Google Hopes to Reduce Fatal Auto Accidents With Completely Autonomous Vehicles
Tech superpower Google is not only planning to enter the automotive industry, but also hopes to take humans out of the driver’s seat with a new, self driving car. The innovative company announced last month that it plans to begin testing about 100 of two-seat, self-driving vehicles.
“We’ve been working toward the goal of vehicles that can shoulder the entire burden of driving,” said Google in a blog post announcing the plan. “Just imagine: You can take a trip downtown at lunchtime without a 20-minute buffer to find parking. Seniors can keep their freedom even if they can’t keep their car keys. And drunk and distracted driving? History.”
Therein lies Google’s goal. It’s not an entrepreneurial venture hoping to compete with the likes of Ford or Chevy, but rather as a project designed to “improve road safety and help people who can’t drive.”
Statistically, there’s a fatal auto accident once every 15 minutes, amounting to 94 deaths per day, and 33,963 every year.
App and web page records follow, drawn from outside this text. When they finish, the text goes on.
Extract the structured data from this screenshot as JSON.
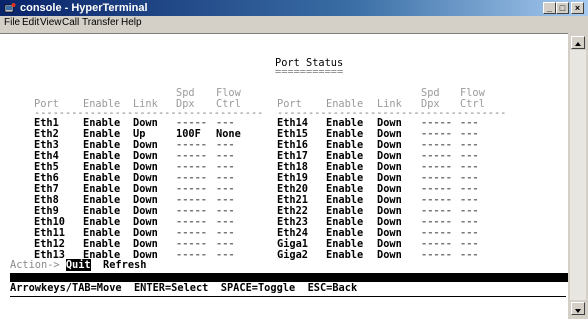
{
  "window": {
    "title": "console - HyperTerminal"
  },
  "menu": [
    "File",
    "Edit",
    "View",
    "Call",
    "Transfer",
    "Help"
  ],
  "terminal": {
    "heading": "Port Status",
    "heading_rule": "===========",
    "columns_top": {
      "spd": "Spd",
      "flow": "Flow"
    },
    "columns": {
      "port": "Port",
      "enable": "Enable",
      "link": "Link",
      "dpx": "Dpx",
      "ctrl": "Ctrl"
    },
    "rule": "-------------------------------------",
    "left_rows": [
      {
        "port": "Eth1",
        "enable": "Enable",
        "link": "Down",
        "spd": "-----",
        "flow": "---"
      },
      {
        "port": "Eth2",
        "enable": "Enable",
        "link": "Up",
        "spd": "100F",
        "flow": "None"
      },
      {
        "port": "Eth3",
        "enable": "Enable",
        "link": "Down",
        "spd": "-----",
        "flow": "---"
      },
      {
        "port": "Eth4",
        "enable": "Enable",
        "link": "Down",
        "spd": "-----",
        "flow": "---"
      },
      {
        "port": "Eth5",
        "enable": "Enable",
        "link": "Down",
        "spd": "-----",
        "flow": "---"
      },
      {
        "port": "Eth6",
        "enable": "Enable",
        "link": "Down",
        "spd": "-----",
        "flow": "---"
      },
      {
        "port": "Eth7",
        "enable": "Enable",
        "link": "Down",
        "spd": "-----",
        "flow": "---"
      },
      {
        "port": "Eth8",
        "enable": "Enable",
        "link": "Down",
        "spd": "-----",
        "flow": "---"
      },
      {
        "port": "Eth9",
        "enable": "Enable",
        "link": "Down",
        "spd": "-----",
        "flow": "---"
      },
      {
        "port": "Eth10",
        "enable": "Enable",
        "link": "Down",
        "spd": "-----",
        "flow": "---"
      },
      {
        "port": "Eth11",
        "enable": "Enable",
        "link": "Down",
        "spd": "-----",
        "flow": "---"
      },
      {
        "port": "Eth12",
        "enable": "Enable",
        "link": "Down",
        "spd": "-----",
        "flow": "---"
      },
      {
        "port": "Eth13",
        "enable": "Enable",
        "link": "Down",
        "spd": "-----",
        "flow": "---"
      }
    ],
    "right_rows": [
      {
        "port": "Eth14",
        "enable": "Enable",
        "link": "Down",
        "spd": "-----",
        "flow": "---"
      },
      {
        "port": "Eth15",
        "enable": "Enable",
        "link": "Down",
        "spd": "-----",
        "flow": "---"
      },
      {
        "port": "Eth16",
        "enable": "Enable",
        "link": "Down",
        "spd": "-----",
        "flow": "---"
      },
      {
        "port": "Eth17",
        "enable": "Enable",
        "link": "Down",
        "spd": "-----",
        "flow": "---"
      },
      {
        "port": "Eth18",
        "enable": "Enable",
        "link": "Down",
        "spd": "-----",
        "flow": "---"
      },
      {
        "port": "Eth19",
        "enable": "Enable",
        "link": "Down",
        "spd": "-----",
        "flow": "---"
      },
      {
        "port": "Eth20",
        "enable": "Enable",
        "link": "Down",
        "spd": "-----",
        "flow": "---"
      },
      {
        "port": "Eth21",
        "enable": "Enable",
        "link": "Down",
        "spd": "-----",
        "flow": "---"
      },
      {
        "port": "Eth22",
        "enable": "Enable",
        "link": "Down",
        "spd": "-----",
        "flow": "---"
      },
      {
        "port": "Eth23",
        "enable": "Enable",
        "link": "Down",
        "spd": "-----",
        "flow": "---"
      },
      {
        "port": "Eth24",
        "enable": "Enable",
        "link": "Down",
        "spd": "-----",
        "flow": "---"
      },
      {
        "port": "Giga1",
        "enable": "Enable",
        "link": "Down",
        "spd": "-----",
        "flow": "---"
      },
      {
        "port": "Giga2",
        "enable": "Enable",
        "link": "Down",
        "spd": "-----",
        "flow": "---"
      }
    ],
    "action": {
      "prompt": "Action->",
      "quit": "Quit",
      "refresh": "Refresh"
    },
    "help": "Arrowkeys/TAB=Move  ENTER=Select  SPACE=Toggle  ESC=Back"
  },
  "icons": {
    "app": "hyperterminal-icon",
    "minimize": "minimize-icon",
    "maximize": "maximize-icon",
    "close": "close-icon"
  },
  "colors": {
    "titlebar": "#0a246a",
    "chrome": "#d4d0c8",
    "terminal_bg": "#ffffff",
    "highlight": "#000000"
  }
}
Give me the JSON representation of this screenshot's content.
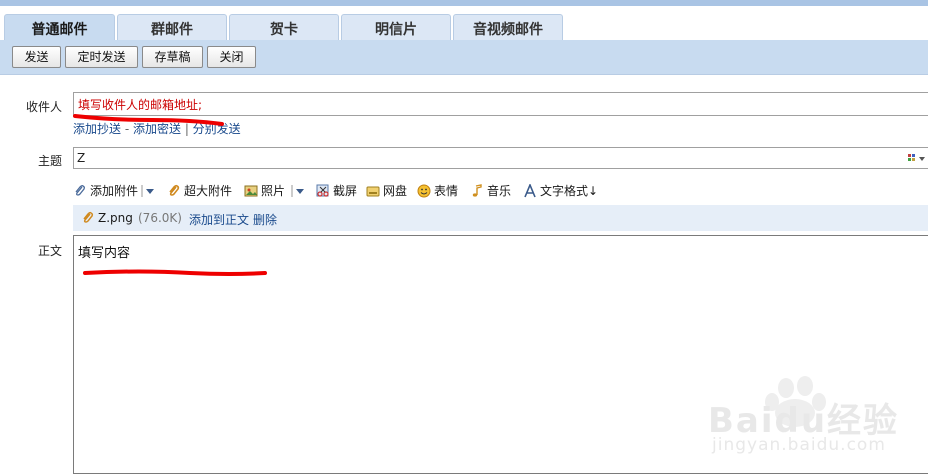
{
  "tabs": [
    {
      "label": "普通邮件",
      "active": true
    },
    {
      "label": "群邮件",
      "active": false
    },
    {
      "label": "贺卡",
      "active": false
    },
    {
      "label": "明信片",
      "active": false
    },
    {
      "label": "音视频邮件",
      "active": false
    }
  ],
  "buttons": {
    "send": "发送",
    "scheduled_send": "定时发送",
    "save_draft": "存草稿",
    "close": "关闭"
  },
  "recipient": {
    "label": "收件人",
    "value": "填写收件人的邮箱地址;"
  },
  "recipient_links": {
    "add_cc": "添加抄送",
    "sep1": " - ",
    "add_bcc": "添加密送",
    "sep2": " | ",
    "separate_send": "分别发送"
  },
  "subject": {
    "label": "主题",
    "value": "Z"
  },
  "toolbar": {
    "add_attachment": "添加附件",
    "large_attachment": "超大附件",
    "photo": "照片",
    "screenshot": "截屏",
    "netdisk": "网盘",
    "emoji": "表情",
    "music": "音乐",
    "text_format": "文字格式↓"
  },
  "attachment": {
    "filename": "Z.png",
    "size": "(76.0K)",
    "insert_label": "添加到正文",
    "delete_label": "删除"
  },
  "body": {
    "label": "正文",
    "content": "填写内容"
  },
  "watermark": {
    "brand": "Baidu经验",
    "url": "jingyan.baidu.com"
  },
  "colors": {
    "tab_bg": "#dce7f5",
    "active_tab_bg": "#c8dbf0",
    "link": "#1a4a8c",
    "recipient_text": "#cc0000",
    "annotation": "#ee0000"
  }
}
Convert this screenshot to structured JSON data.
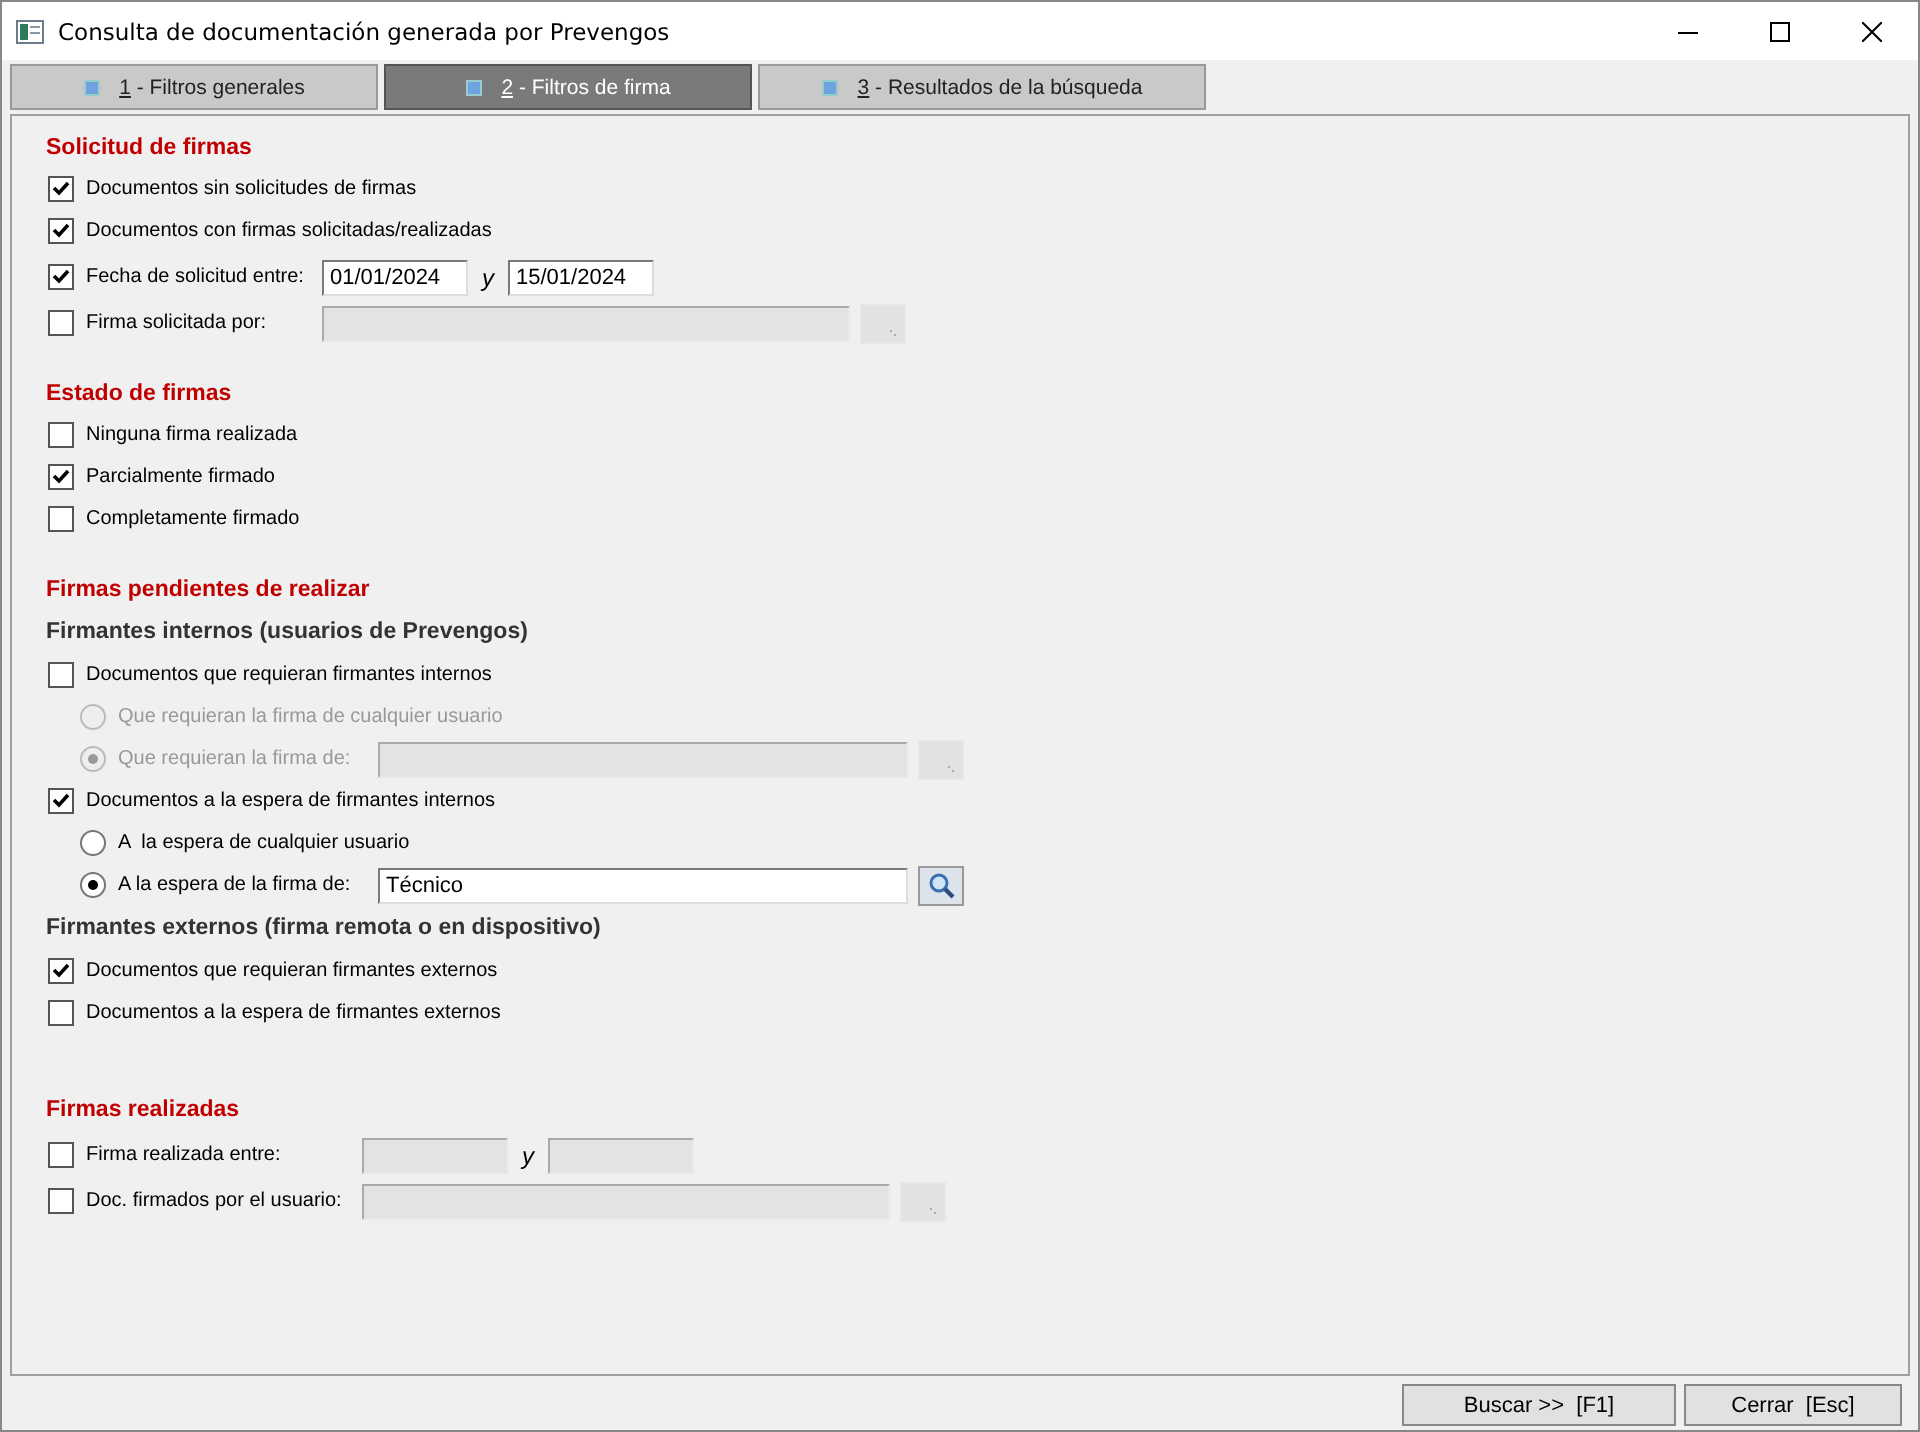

Considering the fact that the most common causes of fatal accidents include drunk driving, speeding, and reckless driving, an autonomous vehicle would naturally help solve the urgent problem.
Though the prototypes will have manual controls for those test driving cars so that they can override the autopilot driving systems–a stipulation required by California law–Google’s vision for these cars is to make them completely autonomous. The end product won’t have a steering wheel, accelerator, or even a brake pedal.
As intimidating as the inability to brake sounds, the cars do have sensors that look in every direction for over 200 yards, effectively eliminating blind spots. Plus, their top speed is limited to just 25 miles per hour.
“The vehicles will be very basic—we want to learn from them and adapt them as quickly as possible—but they will take you where you want to go at the push of a button,” wrote Google. “And that’s an important step toward improving road safety and transforming mobility for millions of people.”